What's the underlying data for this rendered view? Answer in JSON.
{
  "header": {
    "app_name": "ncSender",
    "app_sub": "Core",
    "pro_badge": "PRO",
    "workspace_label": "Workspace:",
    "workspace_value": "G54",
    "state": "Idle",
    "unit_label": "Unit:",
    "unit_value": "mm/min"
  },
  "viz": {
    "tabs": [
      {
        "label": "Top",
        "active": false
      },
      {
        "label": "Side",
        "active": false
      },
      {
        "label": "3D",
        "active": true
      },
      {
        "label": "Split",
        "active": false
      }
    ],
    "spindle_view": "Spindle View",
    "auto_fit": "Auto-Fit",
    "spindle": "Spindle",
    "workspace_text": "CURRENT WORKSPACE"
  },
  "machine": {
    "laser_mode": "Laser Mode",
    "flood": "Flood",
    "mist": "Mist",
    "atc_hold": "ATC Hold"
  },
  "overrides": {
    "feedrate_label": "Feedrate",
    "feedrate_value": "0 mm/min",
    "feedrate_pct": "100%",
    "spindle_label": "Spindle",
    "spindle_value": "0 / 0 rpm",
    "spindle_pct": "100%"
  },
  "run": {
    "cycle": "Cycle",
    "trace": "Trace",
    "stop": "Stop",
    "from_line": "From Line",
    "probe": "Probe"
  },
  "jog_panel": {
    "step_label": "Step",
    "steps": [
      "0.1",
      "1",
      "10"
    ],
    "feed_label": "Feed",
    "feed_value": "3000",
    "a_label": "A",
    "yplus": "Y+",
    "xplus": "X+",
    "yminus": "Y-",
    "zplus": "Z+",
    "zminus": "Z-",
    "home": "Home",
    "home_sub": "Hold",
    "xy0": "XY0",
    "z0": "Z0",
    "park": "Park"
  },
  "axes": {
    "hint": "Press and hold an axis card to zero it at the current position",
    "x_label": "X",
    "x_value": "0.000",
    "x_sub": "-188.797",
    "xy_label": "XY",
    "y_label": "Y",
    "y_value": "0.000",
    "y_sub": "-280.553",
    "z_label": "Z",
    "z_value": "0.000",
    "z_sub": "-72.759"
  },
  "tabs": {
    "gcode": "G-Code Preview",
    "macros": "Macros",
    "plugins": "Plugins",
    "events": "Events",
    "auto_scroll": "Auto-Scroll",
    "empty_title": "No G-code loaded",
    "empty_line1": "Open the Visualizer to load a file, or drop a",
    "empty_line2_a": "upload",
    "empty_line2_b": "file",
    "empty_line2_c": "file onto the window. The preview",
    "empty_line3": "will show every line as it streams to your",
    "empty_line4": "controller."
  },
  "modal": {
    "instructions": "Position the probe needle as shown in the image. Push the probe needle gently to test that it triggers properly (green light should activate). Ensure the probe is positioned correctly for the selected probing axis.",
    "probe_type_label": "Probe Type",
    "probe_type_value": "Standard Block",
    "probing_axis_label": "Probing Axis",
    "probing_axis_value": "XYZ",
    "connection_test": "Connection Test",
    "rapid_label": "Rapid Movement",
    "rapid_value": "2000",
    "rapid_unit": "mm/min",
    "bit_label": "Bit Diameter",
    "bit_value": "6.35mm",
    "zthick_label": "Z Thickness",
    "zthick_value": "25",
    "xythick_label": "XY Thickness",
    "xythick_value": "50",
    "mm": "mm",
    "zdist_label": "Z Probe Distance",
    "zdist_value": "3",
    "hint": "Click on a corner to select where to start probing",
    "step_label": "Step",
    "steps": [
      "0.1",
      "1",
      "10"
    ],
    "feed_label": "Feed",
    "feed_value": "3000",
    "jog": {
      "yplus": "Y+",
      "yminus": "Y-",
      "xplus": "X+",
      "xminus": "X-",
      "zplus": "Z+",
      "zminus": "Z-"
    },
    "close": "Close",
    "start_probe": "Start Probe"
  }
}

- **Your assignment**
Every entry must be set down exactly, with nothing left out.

- **Solution for this problem**
What's the underlying data for this rendered view? Answer in JSON.
{
  "header": {
    "app_name": "ncSender",
    "app_sub": "Core",
    "pro_badge": "PRO",
    "workspace_label": "Workspace:",
    "workspace_value": "G54",
    "state": "Idle",
    "unit_label": "Unit:",
    "unit_value": "mm/min"
  },
  "viz": {
    "tabs": [
      {
        "label": "Top",
        "active": false
      },
      {
        "label": "Side",
        "active": false
      },
      {
        "label": "3D",
        "active": true
      },
      {
        "label": "Split",
        "active": false
      }
    ],
    "spindle_view": "Spindle View",
    "auto_fit": "Auto-Fit",
    "spindle": "Spindle",
    "workspace_text": "CURRENT WORKSPACE"
  },
  "machine": {
    "laser_mode": "Laser Mode",
    "flood": "Flood",
    "mist": "Mist",
    "atc_hold": "ATC Hold"
  },
  "overrides": {
    "feedrate_label": "Feedrate",
    "feedrate_value": "0 mm/min",
    "feedrate_pct": "100%",
    "spindle_label": "Spindle",
    "spindle_value": "0 / 0 rpm",
    "spindle_pct": "100%"
  },
  "run": {
    "cycle": "Cycle",
    "trace": "Trace",
    "stop": "Stop",
    "from_line": "From Line",
    "probe": "Probe"
  },
  "jog_panel": {
    "step_label": "Step",
    "steps": [
      "0.1",
      "1",
      "10"
    ],
    "feed_label": "Feed",
    "feed_value": "3000",
    "a_label": "A",
    "yplus": "Y+",
    "xplus": "X+",
    "yminus": "Y-",
    "zplus": "Z+",
    "zminus": "Z-",
    "home": "Home",
    "home_sub": "Hold",
    "xy0": "XY0",
    "z0": "Z0",
    "park": "Park"
  },
  "axes": {
    "hint": "Press and hold an axis card to zero it at the current position",
    "x_label": "X",
    "x_value": "0.000",
    "x_sub": "-188.797",
    "xy_label": "XY",
    "y_label": "Y",
    "y_value": "0.000",
    "y_sub": "-280.553",
    "z_label": "Z",
    "z_value": "0.000",
    "z_sub": "-72.759"
  },
  "tabs": {
    "gcode": "G-Code Preview",
    "macros": "Macros",
    "plugins": "Plugins",
    "events": "Events",
    "auto_scroll": "Auto-Scroll",
    "empty_title": "No G-code loaded",
    "empty_line1": "Open the Visualizer to load a file, or drop a",
    "empty_line2_a": "upload",
    "empty_line2_b": "file",
    "empty_line2_c": "file onto the window. The preview",
    "empty_line3": "will show every line as it streams to your",
    "empty_line4": "controller."
  },
  "modal": {
    "instructions": "Position the probe needle as shown in the image. Push the probe needle gently to test that it triggers properly (green light should activate). Ensure the probe is positioned correctly for the selected probing axis.",
    "probe_type_label": "Probe Type",
    "probe_type_value": "Standard Block",
    "probing_axis_label": "Probing Axis",
    "probing_axis_value": "XYZ",
    "connection_test": "Connection Test",
    "rapid_label": "Rapid Movement",
    "rapid_value": "2000",
    "rapid_unit": "mm/min",
    "bit_label": "Bit Diameter",
    "bit_value": "6.35mm",
    "zthick_label": "Z Thickness",
    "zthick_value": "25",
    "xythick_label": "XY Thickness",
    "xythick_value": "50",
    "mm": "mm",
    "zdist_label": "Z Probe Distance",
    "zdist_value": "3",
    "hint": "Click on a corner to select where to start probing",
    "step_label": "Step",
    "steps": [
      "0.1",
      "1",
      "10"
    ],
    "feed_label": "Feed",
    "feed_value": "3000",
    "jog": {
      "yplus": "Y+",
      "yminus": "Y-",
      "xplus": "X+",
      "xminus": "X-",
      "zplus": "Z+",
      "zminus": "Z-"
    },
    "close": "Close",
    "start_probe": "Start Probe"
  }
}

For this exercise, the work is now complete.